Estimating Brain Biomechanics Using MRI
|First Received Date ICMJE||June 30, 2012|
|Last Updated Date||August 29, 2014|
|Start Date ICMJE||June 2012|
|Primary Completion Date||Not Provided|
|Current Primary Outcome Measures ICMJE
||Development of a fast MRI sequence to measure brain motion|
|Original Primary Outcome Measures ICMJE||Not Provided|
|Change History||Complete list of historical versions of study NCT01633268 on ClinicalTrials.gov Archive Site|
|Current Secondary Outcome Measures ICMJE
||Measurements of brain motion in response to head movement|

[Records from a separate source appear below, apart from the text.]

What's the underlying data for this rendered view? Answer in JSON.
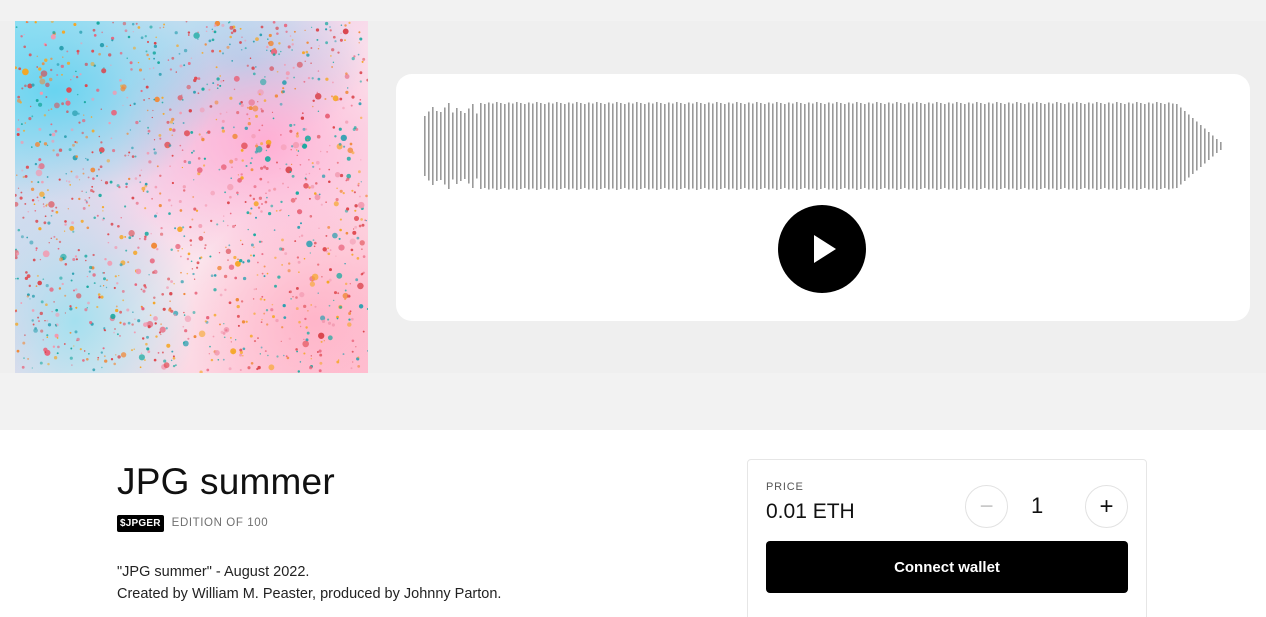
{
  "artwork": {
    "alt": "JPG summer cover art"
  },
  "player": {
    "play_icon": "play-icon",
    "waveform_color": "#9a9a9a"
  },
  "release": {
    "title": "JPG summer",
    "ticker": "$JPGER",
    "edition": "EDITION OF 100",
    "description_lines": [
      "\"JPG summer\" - August 2022.",
      "Created by William M. Peaster, produced by Johnny Parton."
    ]
  },
  "purchase": {
    "price_label": "PRICE",
    "price_value": "0.01 ETH",
    "minus_symbol": "−",
    "quantity": "1",
    "plus_symbol": "+",
    "connect_label": "Connect wallet"
  },
  "colors": {
    "page_background": "#f2f2f2",
    "button_black": "#000000",
    "edition_gray": "#707070"
  }
}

|Original Secondary Outcome Measures ICMJE||Not Provided|
|Current Other Outcome Measures ICMJE||Not Provided|
|Original Other Outcome Measures ICMJE||Not Provided|
|Brief Title ICMJE||Estimating Brain Biomechanics Using MRI|
|Official Title ICMJE||Estimation of Brain Biomechanics Using MRI|
- The motion of the brain during normal activity, sports, or a blow to the head is not well understood. Researchers want to study methods to measure how the brain moves during small head movements. This information will be used to build models of how forces act on the brain. The information will help us understand brain injury. Brain movement will be studied through magnetic resonance imaging (MRI) scans.
- To see how the brain shifts in response to small head motions.
Objective: In this study we will develop and apply imaging techniques to perform the first three-dimensional (3-D) measurements of brain biomechanics during mild head movement in healthy human subjects. Biomechanics is the application of mechanics, or the physical principles in action when force is applied to an object, to the anatomical structure and/or function of organisms. Such techniques will be invaluable for building computational models of brain biomechanics, understanding variability of brain biomechanics across individual characteristics, such as age and sex, and determining brain sub-structures at risk for damage when movement of the head is accelerated, such as during a traumatic event.
Study Population: Measurements will be performed on 55 healthy men and women aged 18-50.
Design: We will build upon the model pioneered by our collaborator, Dr. Philip Bayly. The model places a human subject in a magnetic resonance (MR) scanner with an apparatus that supports the head and allows a specific range of motion. The head support is latched such that it can be released by the subject, which results in a rotation of approximately 30 degrees. Although the support is weighted so that the motion is repeatable if the subject is relaxed, the subject can easily counteract the weight. The resulting acceleration/deceleration is small (in the range of normal activities, such as turning one's head during swimming) and has been validated and used in other human investigations of brain biomechanics. The subject repeats the motion multiple times during the MR scan under their own volition and desired pace to measure motion of the head and brain.
Outcome measures: This project is a pilot study evaluating the potential of extracting three-dimensional estimates of brain deformation, such as strain measurements, using MR imaging. A primary outcome of this project will be a fast MR acquisition sequence for measuring 3-D brain deformation. The sequence will be evaluated by applying the protocol to human subjects, followed by preliminary quantification of the reproducibility and stability of deformation measurements.
|Study Type ICMJE||Observational|
|Study Design ICMJE||Time Perspective: Prospective|
|Target Follow-Up Duration||Not Provided|
|Sampling Method||Not Provided|
|Study Population||Not Provided|
|Intervention ICMJE||Not Provided|
|Study Group/Cohort (s)||Not Provided|
* Includes publications given by the data provider as well as publications identified by ClinicalTrials.gov Identifier (NCT Number) in Medline.
|Recruitment Status ICMJE||Recruiting|
|Estimated Enrollment ICMJE||55|
|Completion Date||Not Provided|
|Primary Completion Date||Not Provided|
|Eligibility Criteria ICMJE||
|Ages||18 Years to 50 Years|
|Accepts Healthy Volunteers||Yes|
|Location Countries ICMJE||United States|
|NCT Number ICMJE||NCT01633268|
|Other Study ID Numbers ICMJE||120139, 12-CC-0139|
|Has Data Monitoring Committee||Not Provided|
|Responsible Party||Not Provided|
|Study Sponsor ICMJE||National Institutes of Health Clinical Center (CC)|
|Collaborators ICMJE||Not Provided|
|Information Provided By||National Institutes of Health Clinical Center (CC)|
|Verification Date||August 2014|
ICMJE Data element required by the International Committee of Medical Journal Editors and the World Health Organization ICTRP